|US8518866||Jul 14, 2011||Aug 27, 2013||The Procter & Gamble Company||Detergent products, methods and manufacture|
|US8658585||Jul 14, 2011||Feb 25, 2014||Tanguy Marie Louise Alexandre Catlin||Detergent products, methods and manufacture|
|US8940676||Mar 5, 2012||Jan 27, 2015||The Procter & Gamble Company||Detergent products, methods and manufacture|
|US9382506||Feb 27, 2014||Jul 5, 2016||The Procter & Gamble Company||Detergent products, methods and manufacture|
|US9434916||Jan 6, 2015||Sep 6, 2016||The Procter & Gamble Company||Detergent products, methods and manufacture|
|US20020137648 *||Nov 27, 2001||Sep 26, 2002||Sanjeev Sharma||Dishwashing method|
|US20040235697 *||Jun 16, 2004||Nov 25, 2004||The Procter & Gamble Company||Dishwashing method|
|US20070004612 *||Sep 8, 2006||Jan 4, 2007||Catlin Tanguy Marie L A||Detergent products, methods and manufacture|
|US20100081598 *||Dec 3, 2009||Apr 1, 2010||The Procter & Gamble Company||Dishwashing method|
|EP0261754A2 *||Mar 18, 1987||Mar 30, 1988||R.P. Scherer Limited||Encapsulated products|
|EP0261754A3 *||Mar 18, 1987||May 16, 1990||R.P. Scherer Limited||Encapsulated products|
|EP0879874A2 *||May 14, 1998||Nov 25, 1998||Henkel Kommanditgesellschaft auf Aktien||Encapsulated detergent|

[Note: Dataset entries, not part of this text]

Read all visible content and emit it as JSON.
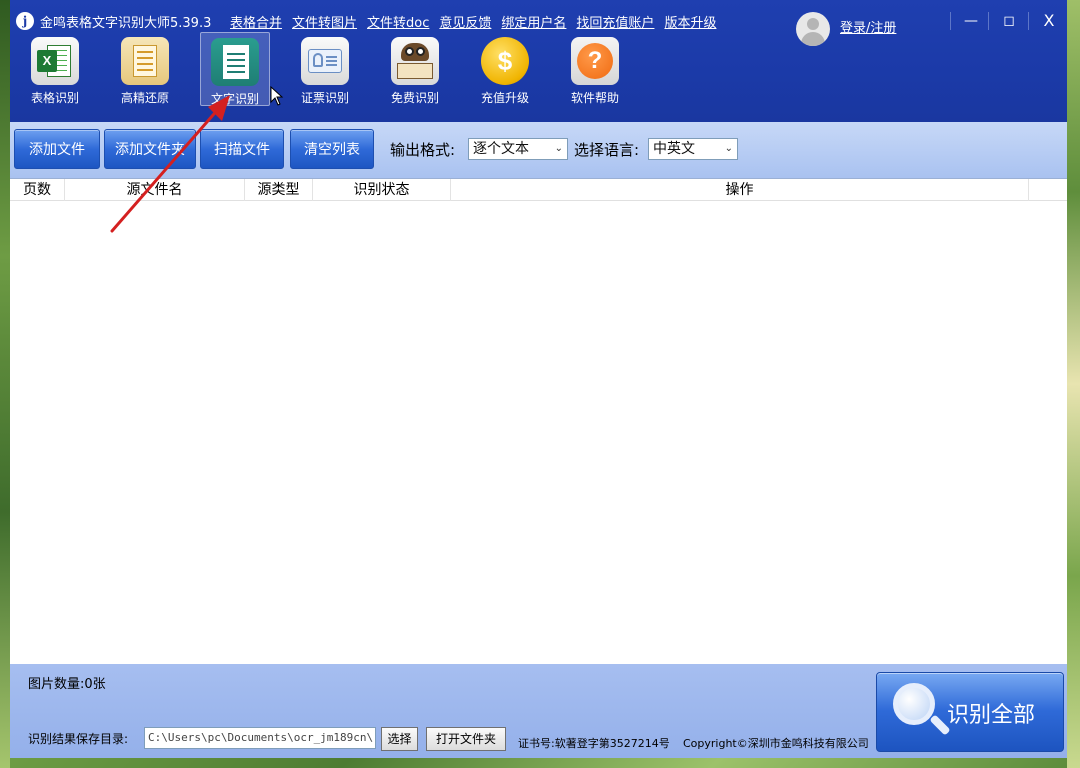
{
  "app": {
    "title": "金鸣表格文字识别大师5.39.3",
    "logo_letter": "j"
  },
  "topnav": [
    "表格合并",
    "文件转图片",
    "文件转doc",
    "意见反馈",
    "绑定用户名",
    "找回充值账户",
    "版本升级"
  ],
  "user": {
    "login_label": "登录/注册"
  },
  "window_controls": {
    "minimize": "—",
    "maximize": "◻",
    "close": "X"
  },
  "tools": [
    {
      "label": "表格识别",
      "icon": "excel-icon"
    },
    {
      "label": "高精还原",
      "icon": "layout-restore-icon"
    },
    {
      "label": "文字识别",
      "icon": "text-document-icon",
      "active": true
    },
    {
      "label": "证票识别",
      "icon": "id-card-icon"
    },
    {
      "label": "免费识别",
      "icon": "owl-book-icon"
    },
    {
      "label": "充值升级",
      "icon": "dollar-coin-icon"
    },
    {
      "label": "软件帮助",
      "icon": "help-question-icon"
    }
  ],
  "toolbar": {
    "add_file": "添加文件",
    "add_folder": "添加文件夹",
    "scan_file": "扫描文件",
    "clear_list": "清空列表",
    "output_format_label": "输出格式:",
    "output_format_value": "逐个文本",
    "language_label": "选择语言:",
    "language_value": "中英文"
  },
  "table": {
    "columns": [
      "页数",
      "源文件名",
      "源类型",
      "识别状态",
      "操作"
    ],
    "rows": []
  },
  "footer": {
    "image_count": "图片数量:0张",
    "save_dir_label": "识别结果保存目录:",
    "save_dir_value": "C:\\Users\\pc\\Documents\\ocr_jm189cn\\",
    "choose_button": "选择",
    "open_folder_button": "打开文件夹",
    "cert": "证书号:软著登字第3527214号",
    "copyright": "Copyright©深圳市金鸣科技有限公司",
    "recognize_all": "识别全部"
  },
  "colors": {
    "title_bar": "#1b3aa8",
    "toolbar_bg": "#b7cdf3",
    "button_blue": "#2f6ad8",
    "annotation_arrow": "#d42020"
  }
}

|EP0879874A3 *||May 14, 1998||Jun 16, 1999||Henkel Kommanditgesellschaft auf Aktien||Encapsulated detergent|
|WO1996024328A1 *||Feb 5, 1996||Aug 15, 1996||Unichema Chemie B.V.||Cosmetic cleansing compositions comprising esters of alkylglycosides|
|WO2000031232A1 *||Nov 16, 1999||Jun 2, 2000||Henkel Kommanditgesellschaft Auf Aktien||Encapsulated detergent|
|WO2001085895A1 *||May 1, 2001||Nov 15, 2001||Unilever N.V.||Unit dose cleaning product|
|U.S. Classification||510/135, 510/140, 424/494, 510/438, 424/497, 510/506, 424/492, 510/497, 428/403, 510/466, 510/406, 264/4|
|International Classification||C11D1/00, A61K8/04, A61K8/72, A61K8/891, A61Q19/10|
|Cooperative Classification||A61K8/046, C11D1/00, A61Q19/10, A61K8/891|
|European Classification||C11D1/00, A61K8/04F, A61K8/891, A61Q19/10|